Top of Information supplied
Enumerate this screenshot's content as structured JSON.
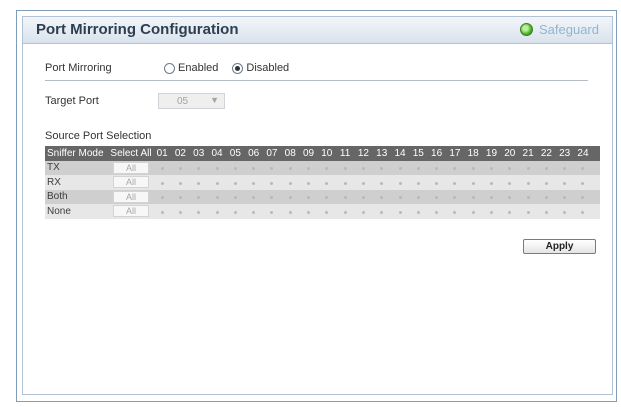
{
  "header": {
    "title": "Port Mirroring Configuration",
    "safeguard_label": "Safeguard"
  },
  "port_mirroring": {
    "label": "Port Mirroring",
    "options": [
      {
        "label": "Enabled",
        "checked": false
      },
      {
        "label": "Disabled",
        "checked": true
      }
    ]
  },
  "target_port": {
    "label": "Target Port",
    "value": "05"
  },
  "source_selection": {
    "title": "Source Port Selection",
    "header_mode": "Sniffer Mode",
    "header_all": "Select All",
    "ports": [
      "01",
      "02",
      "03",
      "04",
      "05",
      "06",
      "07",
      "08",
      "09",
      "10",
      "11",
      "12",
      "13",
      "14",
      "15",
      "16",
      "17",
      "18",
      "19",
      "20",
      "21",
      "22",
      "23",
      "24"
    ],
    "rows": [
      {
        "mode": "TX",
        "all": "All"
      },
      {
        "mode": "RX",
        "all": "All"
      },
      {
        "mode": "Both",
        "all": "All"
      },
      {
        "mode": "None",
        "all": "All"
      }
    ]
  },
  "apply_label": "Apply"
}
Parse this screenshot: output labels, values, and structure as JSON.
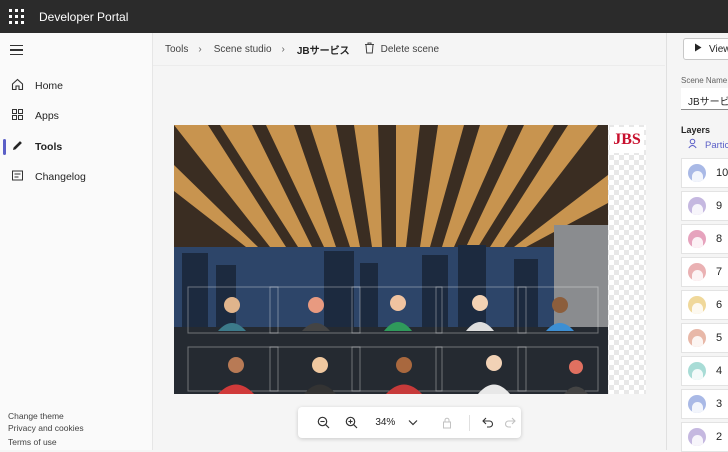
{
  "app": {
    "title": "Developer Portal"
  },
  "sidebar": {
    "items": [
      {
        "label": "Home",
        "icon": "home-icon",
        "active": false
      },
      {
        "label": "Apps",
        "icon": "apps-icon",
        "active": false
      },
      {
        "label": "Tools",
        "icon": "pencil-icon",
        "active": true
      },
      {
        "label": "Changelog",
        "icon": "changelog-icon",
        "active": false
      }
    ],
    "footer": [
      "Change theme",
      "Privacy and cookies",
      "Terms of use"
    ]
  },
  "breadcrumb": {
    "items": [
      "Tools",
      "Scene studio",
      "JBサービス"
    ],
    "delete_label": "Delete scene"
  },
  "scene": {
    "logo_text": "JBS"
  },
  "zoom": {
    "level": "34%"
  },
  "panel": {
    "view_label": "View",
    "scene_name_label": "Scene Name",
    "scene_name_value": "JBサービス",
    "layers_label": "Layers",
    "participants_label": "Participants",
    "layers": [
      {
        "number": "10",
        "color": "#a9b9e6"
      },
      {
        "number": "9",
        "color": "#c5b8e0"
      },
      {
        "number": "8",
        "color": "#e6a3bd"
      },
      {
        "number": "7",
        "color": "#eab1b3"
      },
      {
        "number": "6",
        "color": "#f0d89a"
      },
      {
        "number": "5",
        "color": "#e8b8a8"
      },
      {
        "number": "4",
        "color": "#a8dcd6"
      },
      {
        "number": "3",
        "color": "#a9b9e6"
      },
      {
        "number": "2",
        "color": "#c5b8e0"
      }
    ]
  }
}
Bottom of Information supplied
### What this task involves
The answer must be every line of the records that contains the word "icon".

### The answer
        "icon": "home-icon",
        "icon": "apps-icon",
        "icon": "pencil-icon",
        "icon": "changelog-icon",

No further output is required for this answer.